Two years after giving birth, I still can’t control my bladder. I’m one of 25 million Americans, the majority of them women, with incontinence. More than half of healthy women ages 42 to 50I’m 45have some form of chronic-peeing problem, usually linked to pregnancy and childbirth, coughing, constipation, heavy lifting, or hormonal changes. Yet, incredibly, 90 percent of us never seek treatment.
I decide I’ve got to do something. I don’t seem to have any muscle tone in my pelvic floor, and my OB-GYN thinks I’ll need surgery. When I ask about alternatives, she suggests physical therapy: my own personal Kegel trainer.
I’ve known about, and done, Kegels for yearsbut not the right way, apparently. Arnold Kegel, a University of Southern California gynecologist, developed the exercise in the 1940s to help women with postpartum incontinence. Experts say a good Kegel program can reduce weekly incontinence episodes by 50 to 60%.
So, I figured, why not give therapy a try?
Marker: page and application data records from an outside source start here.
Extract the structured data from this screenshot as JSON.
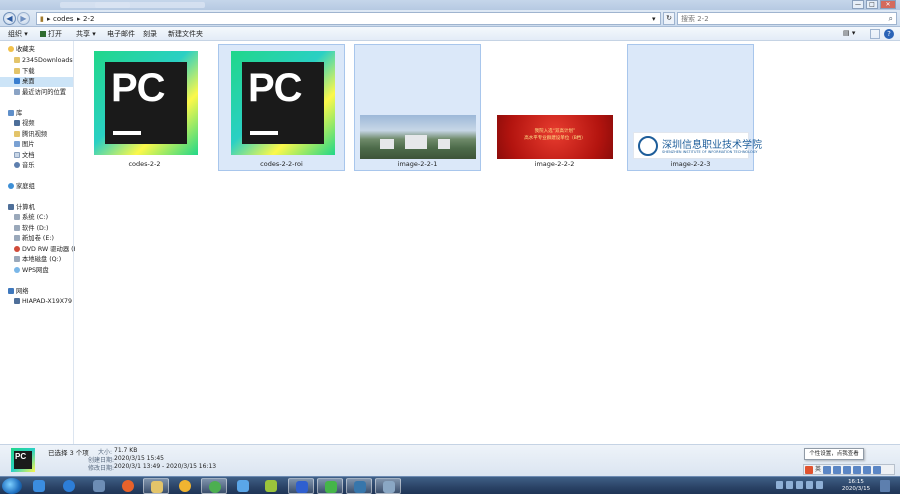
{
  "topbar": {
    "window_buttons": [
      "—",
      "□",
      "✕"
    ]
  },
  "address": {
    "back": "◀",
    "forward": "▶",
    "crumbs": [
      "codes",
      "2-2"
    ],
    "search_placeholder": "搜索 2-2",
    "refresh": "↻"
  },
  "toolbar": {
    "organize": "组织 ▾",
    "open": "打开",
    "share": "共享 ▾",
    "email": "电子邮件",
    "burn": "刻录",
    "new_folder": "新建文件夹",
    "view": "▤ ▾",
    "help": "?"
  },
  "sidebar": {
    "favorites": "收藏夹",
    "fav_items": [
      "2345Downloads",
      "下载",
      "桌面",
      "最近访问的位置"
    ],
    "libraries": "库",
    "lib_items": [
      "视频",
      "腾讯视频",
      "图片",
      "文档",
      "音乐"
    ],
    "homegroup": "家庭组",
    "computer": "计算机",
    "drives": [
      "系统 (C:)",
      "软件 (D:)",
      "新加卷 (E:)",
      "DVD RW 驱动器 (F:",
      "本地磁盘 (Q:)",
      "WPS网盘"
    ],
    "network": "网络",
    "net_items": [
      "HIAPAD-X19X79"
    ]
  },
  "files": [
    {
      "name": "codes-2-2",
      "selected": false
    },
    {
      "name": "codes-2-2-roi",
      "selected": true
    },
    {
      "name": "image-2-2-1",
      "selected": true
    },
    {
      "name": "image-2-2-2",
      "selected": false
    },
    {
      "name": "image-2-2-3",
      "selected": true
    }
  ],
  "thumbs": {
    "pc_text": "PC",
    "banner_line1": "我院入选“双高计划”",
    "banner_line2": "高水平专业群建设单位（B档）",
    "school_cn": "深圳信息职业技术学院",
    "school_en": "SHENZHEN INSTITUTE OF INFORMATION TECHNOLOGY"
  },
  "details": {
    "selected_count": "已选择 3 个项",
    "size_label": "大小:",
    "size_value": "71.7 KB",
    "created_label": "创建日期:",
    "created_value": "2020/3/15 15:45",
    "modified_label": "修改日期:",
    "modified_value": "2020/3/1 13:49 - 2020/3/15 16:13"
  },
  "tooltip": "个性设置，点我查看",
  "ime": {
    "lang": "英"
  },
  "clock": {
    "time": "16:15",
    "date": "2020/3/15"
  }
}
And, like a woman on a mission at the gym, I decide to track my progress with a diary.